As a kid I often spent my holidays with my relatives: mostly my maternal grandparents and at my father's sisters. All three houses had a number of people, and the conversations of various sorts had played a serious role in shaping my childhood. The lawn at Kalighat, the walks with my grandfather through Lake Market or Potopara, street cricket at Dover Lane - everything remains incredibly detailed and rich in my memory.
Tere mere milan ki ye raina
Naya koi gul khilayegi, tabhi to chanchal hai tere naina
Dekho na, dekho na.
Years passed by; the movie and song both went on to become my favourites.

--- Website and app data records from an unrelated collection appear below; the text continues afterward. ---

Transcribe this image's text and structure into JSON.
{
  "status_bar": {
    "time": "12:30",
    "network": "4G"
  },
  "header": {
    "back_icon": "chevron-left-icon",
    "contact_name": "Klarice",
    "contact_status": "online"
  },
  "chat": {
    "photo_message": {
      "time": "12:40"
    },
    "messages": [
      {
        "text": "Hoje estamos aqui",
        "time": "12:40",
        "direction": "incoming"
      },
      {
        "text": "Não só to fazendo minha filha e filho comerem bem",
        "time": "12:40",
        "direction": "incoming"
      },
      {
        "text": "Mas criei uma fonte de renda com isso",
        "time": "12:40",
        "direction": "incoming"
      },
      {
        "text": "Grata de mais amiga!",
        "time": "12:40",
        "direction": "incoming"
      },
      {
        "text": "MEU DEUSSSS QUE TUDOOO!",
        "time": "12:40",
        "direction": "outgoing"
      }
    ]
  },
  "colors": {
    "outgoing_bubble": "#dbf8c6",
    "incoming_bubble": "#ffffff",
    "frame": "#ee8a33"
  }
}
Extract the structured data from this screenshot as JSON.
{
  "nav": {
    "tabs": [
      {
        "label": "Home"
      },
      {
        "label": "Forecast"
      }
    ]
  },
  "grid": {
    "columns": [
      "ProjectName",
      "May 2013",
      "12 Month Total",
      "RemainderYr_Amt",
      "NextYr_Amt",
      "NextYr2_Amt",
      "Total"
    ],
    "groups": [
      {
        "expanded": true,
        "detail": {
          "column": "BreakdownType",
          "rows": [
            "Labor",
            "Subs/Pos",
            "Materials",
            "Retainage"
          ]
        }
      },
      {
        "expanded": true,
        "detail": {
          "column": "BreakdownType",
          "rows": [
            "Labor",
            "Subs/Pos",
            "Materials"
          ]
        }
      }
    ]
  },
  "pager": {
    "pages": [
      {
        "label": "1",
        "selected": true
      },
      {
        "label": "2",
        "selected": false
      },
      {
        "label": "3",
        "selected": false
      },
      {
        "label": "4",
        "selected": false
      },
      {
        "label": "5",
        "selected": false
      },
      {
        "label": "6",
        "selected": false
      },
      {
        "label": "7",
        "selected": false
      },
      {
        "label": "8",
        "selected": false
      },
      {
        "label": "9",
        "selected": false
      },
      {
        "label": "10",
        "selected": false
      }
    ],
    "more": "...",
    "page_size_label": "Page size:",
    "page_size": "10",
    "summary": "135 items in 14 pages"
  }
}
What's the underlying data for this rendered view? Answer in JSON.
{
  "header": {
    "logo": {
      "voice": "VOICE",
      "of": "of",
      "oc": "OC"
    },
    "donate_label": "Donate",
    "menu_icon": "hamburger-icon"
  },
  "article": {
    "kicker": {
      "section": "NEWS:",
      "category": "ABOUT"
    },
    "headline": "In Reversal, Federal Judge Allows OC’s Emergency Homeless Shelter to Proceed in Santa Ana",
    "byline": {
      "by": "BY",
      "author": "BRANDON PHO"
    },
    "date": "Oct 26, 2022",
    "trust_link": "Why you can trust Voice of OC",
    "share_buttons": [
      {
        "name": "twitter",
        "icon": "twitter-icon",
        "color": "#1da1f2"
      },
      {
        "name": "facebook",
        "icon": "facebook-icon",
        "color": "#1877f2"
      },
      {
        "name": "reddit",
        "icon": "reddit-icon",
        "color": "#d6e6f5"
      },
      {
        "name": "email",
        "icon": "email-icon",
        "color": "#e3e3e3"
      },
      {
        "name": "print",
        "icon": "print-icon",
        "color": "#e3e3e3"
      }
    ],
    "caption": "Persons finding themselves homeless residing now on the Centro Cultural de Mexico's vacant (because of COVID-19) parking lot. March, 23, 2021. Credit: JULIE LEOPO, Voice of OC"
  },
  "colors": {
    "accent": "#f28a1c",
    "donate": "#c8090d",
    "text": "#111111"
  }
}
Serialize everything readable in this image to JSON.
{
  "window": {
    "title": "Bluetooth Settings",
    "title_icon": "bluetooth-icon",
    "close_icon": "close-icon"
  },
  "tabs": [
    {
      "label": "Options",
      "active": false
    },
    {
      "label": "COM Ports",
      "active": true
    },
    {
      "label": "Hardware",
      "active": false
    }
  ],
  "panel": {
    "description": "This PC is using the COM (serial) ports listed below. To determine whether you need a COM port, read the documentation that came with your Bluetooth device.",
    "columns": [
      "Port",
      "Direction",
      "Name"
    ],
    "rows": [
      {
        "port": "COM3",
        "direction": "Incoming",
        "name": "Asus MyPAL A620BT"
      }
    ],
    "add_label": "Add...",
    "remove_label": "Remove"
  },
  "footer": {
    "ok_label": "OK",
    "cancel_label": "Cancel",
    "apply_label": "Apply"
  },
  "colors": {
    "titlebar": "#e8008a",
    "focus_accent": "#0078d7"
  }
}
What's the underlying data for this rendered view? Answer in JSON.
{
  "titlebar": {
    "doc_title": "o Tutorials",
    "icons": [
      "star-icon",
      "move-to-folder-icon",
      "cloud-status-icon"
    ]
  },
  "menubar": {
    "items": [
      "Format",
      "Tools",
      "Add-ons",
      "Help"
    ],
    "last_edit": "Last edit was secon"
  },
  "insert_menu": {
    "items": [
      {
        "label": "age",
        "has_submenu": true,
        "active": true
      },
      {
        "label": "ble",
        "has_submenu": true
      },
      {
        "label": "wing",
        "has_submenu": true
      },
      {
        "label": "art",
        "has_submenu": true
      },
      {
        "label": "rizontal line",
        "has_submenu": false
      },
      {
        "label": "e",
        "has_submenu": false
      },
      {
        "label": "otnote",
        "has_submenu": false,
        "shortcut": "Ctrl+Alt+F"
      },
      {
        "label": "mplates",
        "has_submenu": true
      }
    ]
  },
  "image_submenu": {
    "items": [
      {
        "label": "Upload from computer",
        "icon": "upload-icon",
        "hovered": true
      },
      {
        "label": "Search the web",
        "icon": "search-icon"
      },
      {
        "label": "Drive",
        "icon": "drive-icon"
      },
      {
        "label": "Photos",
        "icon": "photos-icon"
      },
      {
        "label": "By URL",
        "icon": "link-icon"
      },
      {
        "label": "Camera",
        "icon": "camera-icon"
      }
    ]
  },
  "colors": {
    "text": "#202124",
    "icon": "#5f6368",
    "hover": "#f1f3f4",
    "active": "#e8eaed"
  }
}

I came to know that the movie was based on the 1954 classic A Star is Born; the song was based on the Rabindrasangeet যদি তারে নাই চিনি গো; and despite the fact that both Kishore and Lata were at their melodious best and the leading pair put up sombre expressions while putting their rehearsed lips to the song, the fact remained that the lyrics (at least the first two lines, if not the entire song) were entirely physical.
If you don't believe me, go through the lines again. I don't think Majroohji ever wanted to hide the fact that the man was craving for the night to arrive, and could see a similar sensuous desire in the eyes of his beloved. Neither do I have an objection to the tone of the song. What I don't like is the universal acceptance of the fact that the song is an innocent romantic aphysical one. I wish people listened to lyrics somewhat more carefully.
*** *** ***
Jab bhi khayaalon mein tu aaye,
Mere badan se khushboo aaye,
Mehke badan mein rahaa naa jaaye
Rahaa jaaye na.
Reshmi raaten roz na hogi,
Ye saugaaten roz na hogi,
Zindagi tujh bin raas na aaye,
Raas aaye na.
If that isn't brilliant, I don't know what is. Possibly just another proof that you need not display flesh on screen to enhance sexuality. And then, you can't deny Rekha's screen appearance which simply took the masterpiece to the next level.